"I think the commitment they made to him last year," Halladay said referring to Hamels' six-year, $144 million contract extension, "it's his time. He's been here for a long time, he's had a lot of success here. There aren't many teams where you have a World Series MVP and then you bring in four to five guys to pitch in front of him. It should have been his spot a long time ago. I think it's something he's going to embrace. And really, after Opening Day, we're all five days apart anyway.
"I talked to him about it when we're going out and doing drills, stuff like that, it's time for him now to kind of step up and take charge in those situations and establish himself as the head of the staff."
That's a pretty significant endorsement from a potential Hall of Famer.
Halladay has bigger fish to fry, anyway. He is trying to bounce back from a disappointing 2012. So far, he said, everything has gone well. He has thrown to hitters twice, and in each situation he has worked on improving his location.
"I feel good," Halladay said. "I feel good with where I'm at right now. There's a long way to go in camp and there's still a lot of things to accomplish but I'm happy with the way I feel and the way things are going. I haven't had a day where I've been sore from the core up. Those first couple of days, you're going to be sore. Your legs will be sore from the drills and stuff, but from the core up I haven't been sore and that's a good sign. When you're trying to play catchup early in camp and you're trying to keep your arm going, that's the tough part of Spring Training. If you can avoid that, that's always a good sign, so I feel good going forward."
Halladay makes his first Grapefruit League start Sunday against the Tigers in Lakeland, Fla. He said he will not be worried so much about the hitters as how he feels about his location and conditioning.

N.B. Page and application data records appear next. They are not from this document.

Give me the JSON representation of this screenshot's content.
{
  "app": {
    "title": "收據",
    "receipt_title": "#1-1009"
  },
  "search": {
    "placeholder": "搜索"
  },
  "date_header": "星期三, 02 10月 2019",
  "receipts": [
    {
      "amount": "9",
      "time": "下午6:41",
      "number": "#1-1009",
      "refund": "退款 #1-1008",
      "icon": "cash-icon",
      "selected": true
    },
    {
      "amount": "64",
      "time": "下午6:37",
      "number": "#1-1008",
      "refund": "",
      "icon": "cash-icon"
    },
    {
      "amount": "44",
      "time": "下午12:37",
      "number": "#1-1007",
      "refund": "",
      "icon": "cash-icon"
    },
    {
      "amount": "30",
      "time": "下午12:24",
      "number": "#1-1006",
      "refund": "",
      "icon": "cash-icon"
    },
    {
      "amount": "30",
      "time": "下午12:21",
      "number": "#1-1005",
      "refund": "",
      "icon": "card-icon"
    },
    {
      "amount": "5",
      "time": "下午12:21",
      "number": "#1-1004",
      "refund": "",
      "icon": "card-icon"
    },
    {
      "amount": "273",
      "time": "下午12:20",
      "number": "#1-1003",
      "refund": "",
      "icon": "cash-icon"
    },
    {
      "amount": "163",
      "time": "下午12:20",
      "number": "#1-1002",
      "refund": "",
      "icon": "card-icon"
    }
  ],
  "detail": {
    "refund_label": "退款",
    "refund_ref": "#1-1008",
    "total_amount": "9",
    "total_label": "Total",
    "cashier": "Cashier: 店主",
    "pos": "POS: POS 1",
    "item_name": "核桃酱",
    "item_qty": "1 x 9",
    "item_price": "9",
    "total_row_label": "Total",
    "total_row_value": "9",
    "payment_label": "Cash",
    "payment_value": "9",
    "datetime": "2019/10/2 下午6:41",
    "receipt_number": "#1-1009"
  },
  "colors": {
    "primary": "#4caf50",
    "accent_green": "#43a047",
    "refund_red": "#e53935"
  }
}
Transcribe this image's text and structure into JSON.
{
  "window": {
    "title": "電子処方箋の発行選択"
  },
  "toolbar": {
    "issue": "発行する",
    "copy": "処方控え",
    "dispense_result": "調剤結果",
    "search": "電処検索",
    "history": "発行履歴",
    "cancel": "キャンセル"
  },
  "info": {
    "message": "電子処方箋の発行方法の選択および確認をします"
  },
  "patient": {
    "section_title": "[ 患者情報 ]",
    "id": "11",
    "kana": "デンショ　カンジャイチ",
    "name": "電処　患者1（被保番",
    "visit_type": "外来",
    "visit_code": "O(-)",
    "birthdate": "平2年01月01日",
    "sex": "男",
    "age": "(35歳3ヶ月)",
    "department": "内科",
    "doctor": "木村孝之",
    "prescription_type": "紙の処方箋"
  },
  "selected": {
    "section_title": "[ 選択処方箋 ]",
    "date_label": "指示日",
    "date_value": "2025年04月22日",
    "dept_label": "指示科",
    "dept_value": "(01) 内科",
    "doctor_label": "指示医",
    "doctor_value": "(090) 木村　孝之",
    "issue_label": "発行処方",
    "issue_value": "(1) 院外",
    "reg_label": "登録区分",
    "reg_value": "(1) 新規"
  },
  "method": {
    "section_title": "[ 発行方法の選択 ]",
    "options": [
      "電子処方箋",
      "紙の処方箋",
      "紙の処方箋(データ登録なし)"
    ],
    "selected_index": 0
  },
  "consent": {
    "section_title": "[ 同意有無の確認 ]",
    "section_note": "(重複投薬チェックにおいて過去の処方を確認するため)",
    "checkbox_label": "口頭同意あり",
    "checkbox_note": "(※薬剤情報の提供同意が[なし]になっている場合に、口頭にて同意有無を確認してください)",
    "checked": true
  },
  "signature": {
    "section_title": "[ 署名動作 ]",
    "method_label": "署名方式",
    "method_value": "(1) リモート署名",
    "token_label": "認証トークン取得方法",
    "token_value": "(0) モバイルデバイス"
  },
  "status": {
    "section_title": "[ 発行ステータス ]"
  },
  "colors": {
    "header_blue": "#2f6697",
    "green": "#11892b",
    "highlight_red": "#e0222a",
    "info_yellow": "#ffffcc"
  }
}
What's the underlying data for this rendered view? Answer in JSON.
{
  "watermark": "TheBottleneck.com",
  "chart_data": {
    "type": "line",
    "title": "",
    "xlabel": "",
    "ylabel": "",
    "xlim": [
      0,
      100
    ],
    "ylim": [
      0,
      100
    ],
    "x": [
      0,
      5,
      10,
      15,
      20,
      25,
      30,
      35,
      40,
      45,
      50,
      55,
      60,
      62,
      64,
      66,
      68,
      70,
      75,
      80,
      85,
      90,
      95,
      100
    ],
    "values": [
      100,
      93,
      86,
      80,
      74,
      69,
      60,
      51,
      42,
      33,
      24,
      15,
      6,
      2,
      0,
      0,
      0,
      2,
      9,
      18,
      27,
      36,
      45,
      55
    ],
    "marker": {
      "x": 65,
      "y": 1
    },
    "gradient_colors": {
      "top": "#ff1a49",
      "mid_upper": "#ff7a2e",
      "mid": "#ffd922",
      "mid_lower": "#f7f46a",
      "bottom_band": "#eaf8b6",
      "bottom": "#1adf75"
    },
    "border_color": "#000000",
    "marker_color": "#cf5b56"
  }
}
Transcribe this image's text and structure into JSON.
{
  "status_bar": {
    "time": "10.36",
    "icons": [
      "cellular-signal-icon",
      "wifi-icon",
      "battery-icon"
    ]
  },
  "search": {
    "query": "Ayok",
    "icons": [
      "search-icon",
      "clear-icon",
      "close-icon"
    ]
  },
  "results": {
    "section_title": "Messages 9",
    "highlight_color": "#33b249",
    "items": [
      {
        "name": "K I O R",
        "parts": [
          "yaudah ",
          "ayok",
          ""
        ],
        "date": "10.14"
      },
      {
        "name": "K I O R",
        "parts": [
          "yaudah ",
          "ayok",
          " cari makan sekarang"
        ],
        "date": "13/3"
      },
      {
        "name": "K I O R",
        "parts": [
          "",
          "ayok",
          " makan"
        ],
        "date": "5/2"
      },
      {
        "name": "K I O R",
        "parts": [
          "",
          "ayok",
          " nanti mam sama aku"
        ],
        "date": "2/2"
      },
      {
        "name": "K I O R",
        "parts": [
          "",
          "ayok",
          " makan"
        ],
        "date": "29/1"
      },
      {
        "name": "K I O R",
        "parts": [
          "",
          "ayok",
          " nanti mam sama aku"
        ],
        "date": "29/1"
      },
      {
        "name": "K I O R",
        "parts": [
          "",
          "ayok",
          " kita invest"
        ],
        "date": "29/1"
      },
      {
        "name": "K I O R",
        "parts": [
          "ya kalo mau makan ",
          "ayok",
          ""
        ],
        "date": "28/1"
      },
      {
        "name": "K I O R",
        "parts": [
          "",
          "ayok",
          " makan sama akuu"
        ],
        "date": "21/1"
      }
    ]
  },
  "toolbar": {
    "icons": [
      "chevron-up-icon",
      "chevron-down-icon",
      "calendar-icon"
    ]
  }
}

"You're not really throwing your full arsenal," he said. "What the hitters do isn't so important to me now. I know what I'm looking for those first couple time outs, and that's my goal to go out and execute the pitches I want to execute and not be overly concerned with the swings and what have you."